Urban Hikes: San Francisco’s Top Date Hikes

IMG_0345David and I have been living in the city for almost five months now, and after five straight days of the hustle-and-bustle daily grind, we start to crave a break from the concrete jungle and (plethora) of city smells. While San Francisco is famous for it’s hilly sidewalk, it’s also got ample green spaces to set your feet down on some real dirt. We’ll start with a list we found of SF’s best hiking spots (for dates), and as we set forth to trek them all, I’ll recount our adventures and share some photos!

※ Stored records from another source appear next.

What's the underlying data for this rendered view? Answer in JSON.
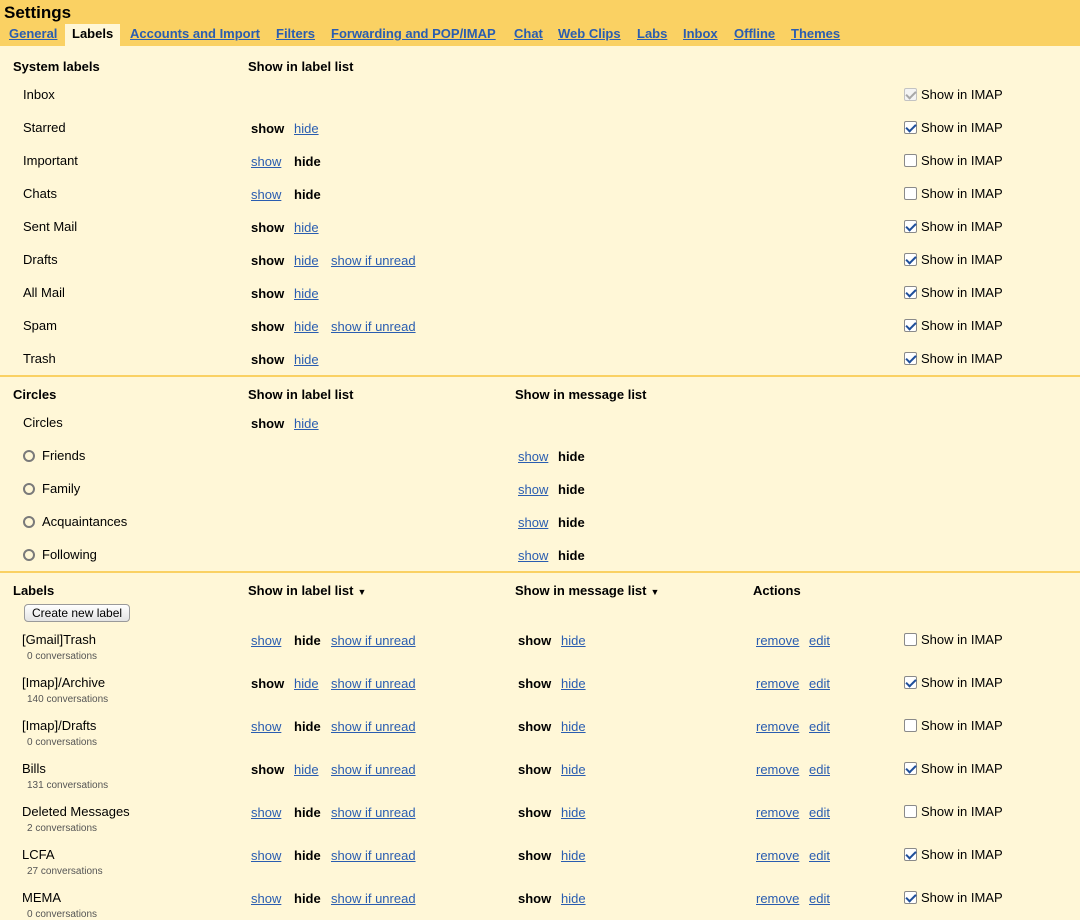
{
  "title": "Settings",
  "tabs": [
    "General",
    "Labels",
    "Accounts and Import",
    "Filters",
    "Forwarding and POP/IMAP",
    "Chat",
    "Web Clips",
    "Labs",
    "Inbox",
    "Offline",
    "Themes"
  ],
  "active_tab": "Labels",
  "common": {
    "show": "show",
    "hide": "hide",
    "show_if_unread": "show if unread",
    "remove": "remove",
    "edit": "edit",
    "show_in_imap": "Show in IMAP"
  },
  "system": {
    "heading": "System labels",
    "col_label_list": "Show in label list",
    "rows": [
      {
        "name": "Inbox",
        "options": [],
        "selected": "",
        "imap": true,
        "imap_disabled": true
      },
      {
        "name": "Starred",
        "options": [
          "show",
          "hide"
        ],
        "selected": "show",
        "imap": true
      },
      {
        "name": "Important",
        "options": [
          "show",
          "hide"
        ],
        "selected": "hide",
        "imap": false
      },
      {
        "name": "Chats",
        "options": [
          "show",
          "hide"
        ],
        "selected": "hide",
        "imap": false
      },
      {
        "name": "Sent Mail",
        "options": [
          "show",
          "hide"
        ],
        "selected": "show",
        "imap": true
      },
      {
        "name": "Drafts",
        "options": [
          "show",
          "hide",
          "show if unread"
        ],
        "selected": "show",
        "imap": true
      },
      {
        "name": "All Mail",
        "options": [
          "show",
          "hide"
        ],
        "selected": "show",
        "imap": true
      },
      {
        "name": "Spam",
        "options": [
          "show",
          "hide",
          "show if unread"
        ],
        "selected": "show",
        "imap": true
      },
      {
        "name": "Trash",
        "options": [
          "show",
          "hide"
        ],
        "selected": "show",
        "imap": true
      }
    ]
  },
  "circles": {
    "heading": "Circles",
    "col_label_list": "Show in label list",
    "col_message_list": "Show in message list",
    "parent": {
      "name": "Circles",
      "options": [
        "show",
        "hide"
      ],
      "selected": "show"
    },
    "rows": [
      {
        "name": "Friends",
        "options": [
          "show",
          "hide"
        ],
        "selected": "hide"
      },
      {
        "name": "Family",
        "options": [
          "show",
          "hide"
        ],
        "selected": "hide"
      },
      {
        "name": "Acquaintances",
        "options": [
          "show",
          "hide"
        ],
        "selected": "hide"
      },
      {
        "name": "Following",
        "options": [
          "show",
          "hide"
        ],
        "selected": "hide"
      }
    ]
  },
  "labels": {
    "heading": "Labels",
    "col_label_list": "Show in label list",
    "col_message_list": "Show in message list",
    "col_actions": "Actions",
    "create_button": "Create new label",
    "sort_arrow": "▼",
    "rows": [
      {
        "name": "[Gmail]Trash",
        "count": "0 conversations",
        "label_sel": "hide",
        "msg_sel": "show",
        "imap": false
      },
      {
        "name": "[Imap]/Archive",
        "count": "140 conversations",
        "label_sel": "show",
        "msg_sel": "show",
        "imap": true
      },
      {
        "name": "[Imap]/Drafts",
        "count": "0 conversations",
        "label_sel": "hide",
        "msg_sel": "show",
        "imap": false
      },
      {
        "name": "Bills",
        "count": "131 conversations",
        "label_sel": "show",
        "msg_sel": "show",
        "imap": true
      },
      {
        "name": "Deleted Messages",
        "count": "2 conversations",
        "label_sel": "hide",
        "msg_sel": "show",
        "imap": false
      },
      {
        "name": "LCFA",
        "count": "27 conversations",
        "label_sel": "hide",
        "msg_sel": "show",
        "imap": true
      },
      {
        "name": "MEMA",
        "count": "0 conversations",
        "label_sel": "hide",
        "msg_sel": "show",
        "imap": true
      }
    ]
  }
}
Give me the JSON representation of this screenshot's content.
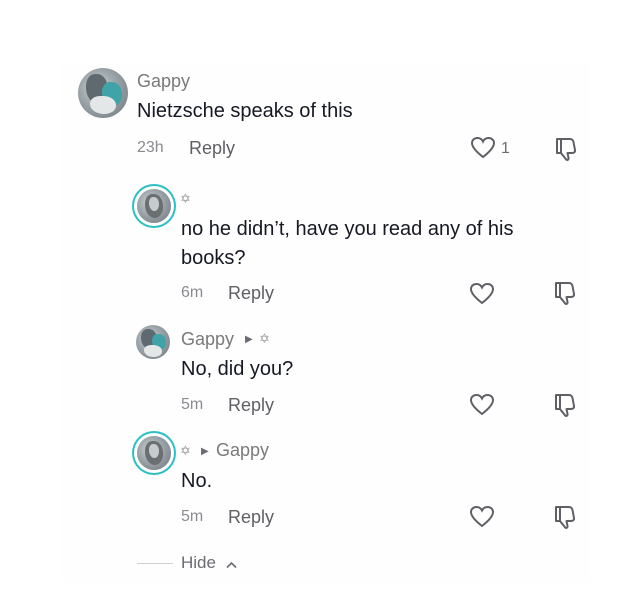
{
  "colors": {
    "text_primary": "#161823",
    "text_secondary": "#8a8b91",
    "username": "#7a7a7a",
    "ring": "#2dbfc4"
  },
  "comments": [
    {
      "username": "Gappy",
      "text": "Nietzsche speaks of this",
      "time": "23h",
      "reply_label": "Reply",
      "like_count": "1",
      "icons": [
        "heart-outline-icon",
        "thumb-down-icon"
      ]
    }
  ],
  "replies": [
    {
      "username": "",
      "badge": "✡",
      "text": "no he didn’t, have you read any of his books?",
      "time": "6m",
      "reply_label": "Reply"
    },
    {
      "username": "Gappy",
      "badge": "✡",
      "reply_to_arrow": "▶",
      "text": "No, did you?",
      "time": "5m",
      "reply_label": "Reply"
    },
    {
      "username": "Gappy",
      "badge": "✡",
      "reply_to_arrow": "▶",
      "text": "No.",
      "time": "5m",
      "reply_label": "Reply"
    }
  ],
  "hide": {
    "label": "Hide",
    "chevron": "^"
  }
}
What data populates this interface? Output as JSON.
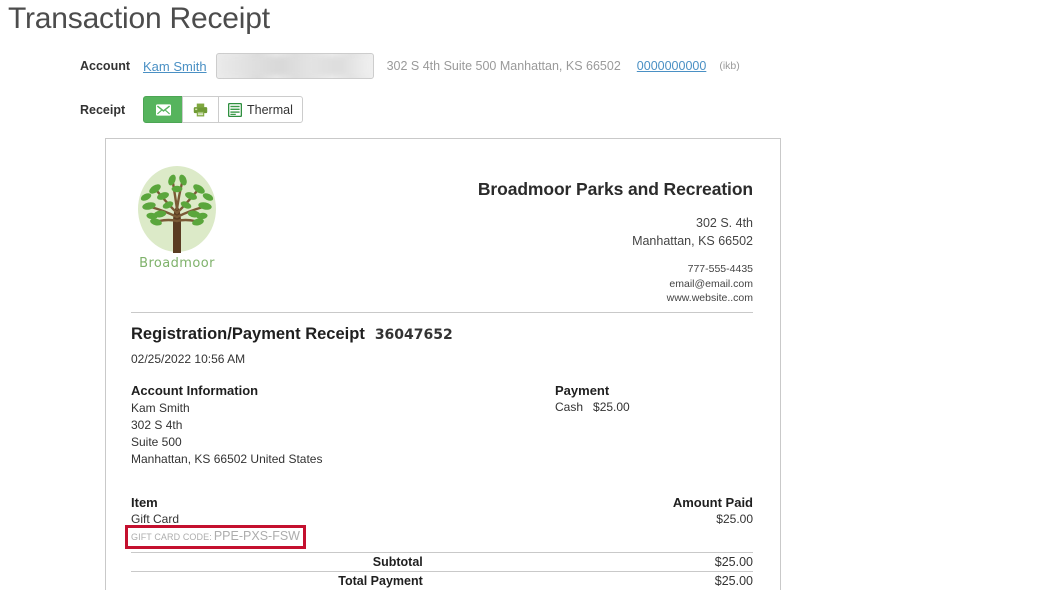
{
  "page": {
    "title": "Transaction Receipt"
  },
  "account_row": {
    "label": "Account",
    "name": "Kam Smith",
    "search_value": "",
    "search_placeholder": "",
    "address": "302 S 4th Suite 500 Manhattan, KS 66502",
    "phone": "0000000000",
    "code": "(ikb)"
  },
  "receipt_row": {
    "label": "Receipt",
    "email_button": "",
    "print_button": "",
    "thermal_button": "Thermal",
    "email_color": "#56b45d"
  },
  "receipt": {
    "logo_word": "Broadmoor",
    "org_name": "Broadmoor Parks and Recreation",
    "org_address_line1": "302 S. 4th",
    "org_address_line2": "Manhattan, KS 66502",
    "org_phone": "777-555-4435",
    "org_email": "email@email.com",
    "org_website": "www.website..com",
    "title": "Registration/Payment Receipt",
    "number": "36047652",
    "datetime": "02/25/2022 10:56 AM",
    "account_info": {
      "heading": "Account Information",
      "lines": [
        "Kam Smith",
        "302 S 4th",
        "Suite 500",
        "Manhattan, KS 66502 United States"
      ]
    },
    "payment": {
      "heading": "Payment",
      "method": "Cash",
      "amount": "$25.00"
    },
    "items": {
      "col_item": "Item",
      "col_amount": "Amount Paid",
      "rows": [
        {
          "name": "Gift Card",
          "amount": "$25.00"
        }
      ],
      "gift_card_label": "GIFT CARD CODE:",
      "gift_card_code": "PPE-PXS-FSW",
      "highlight_color": "#c4102f"
    },
    "totals": [
      {
        "label": "Subtotal",
        "value": "$25.00"
      },
      {
        "label": "Total Payment",
        "value": "$25.00"
      }
    ]
  }
}
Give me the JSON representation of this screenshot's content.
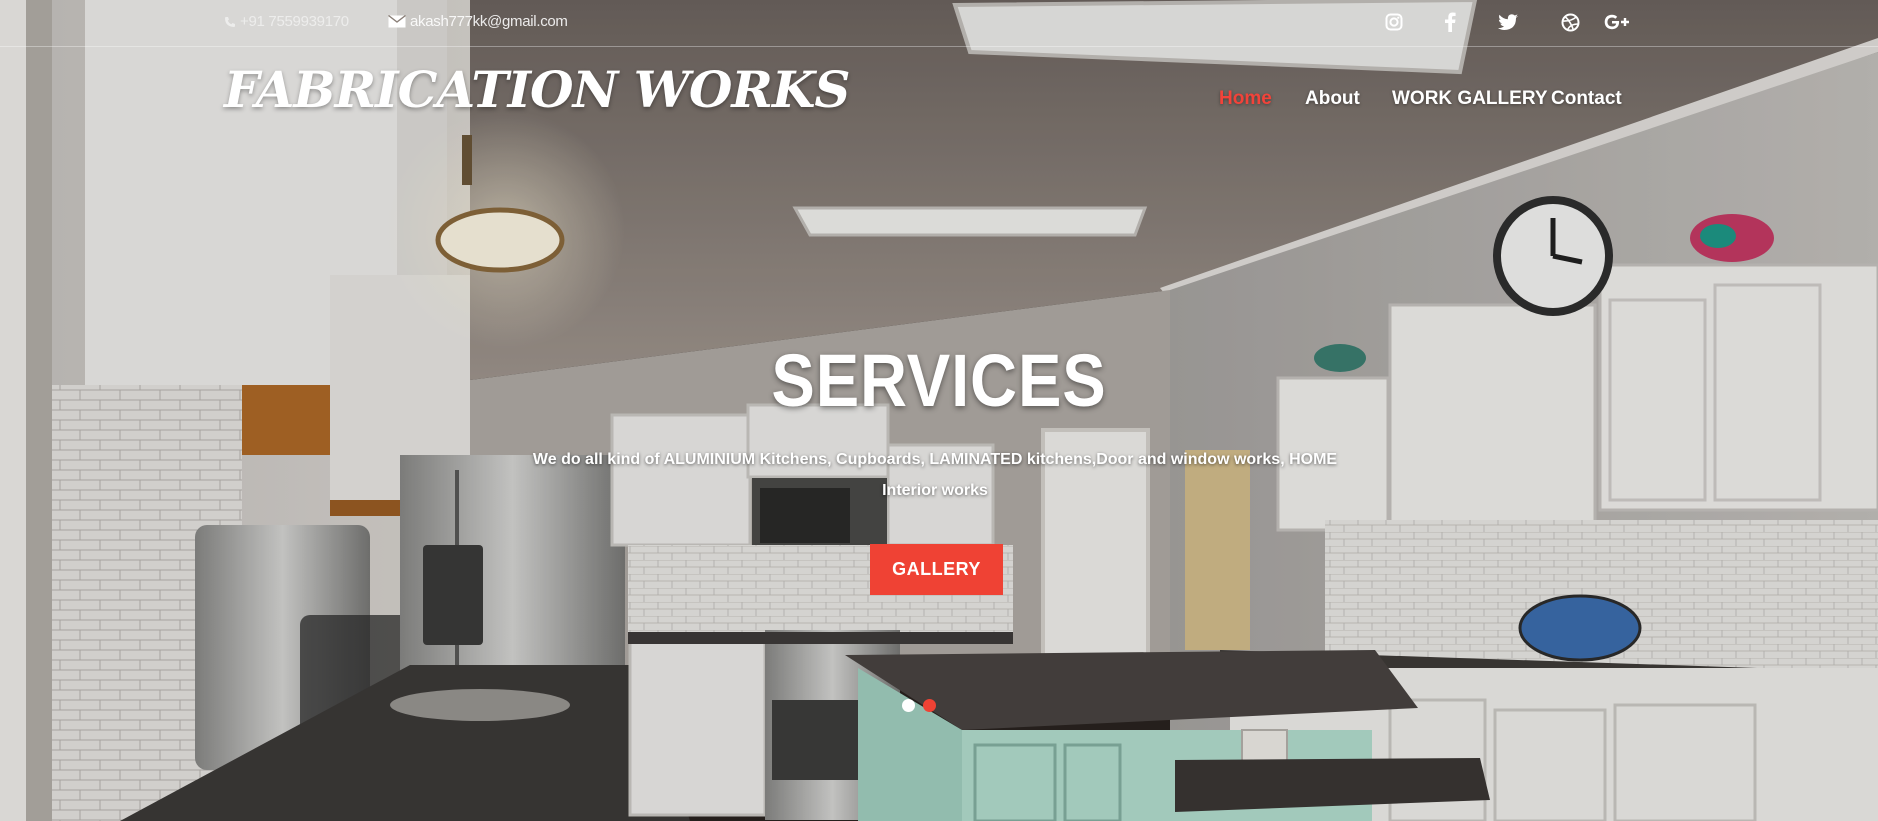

Stay tuned!

  • Mount Davidson, Sherwood Forest
  • Twin Peaks, Twin Peaks
  • Philosopher’s Way in McLaren Park, Visitacion Valley
  • Presidio Promenade, The Presidio
  • Lands End, Lands End
  • Fort Funston, Lakeshore
  • Stow Lake and Strawberry Hill, Golden Gate Park
  • Batteries to Bluffs, The Presidio
  • Bernal Hill, Bernal Heights
  • Golden Gate Heights Park, Inner Sunset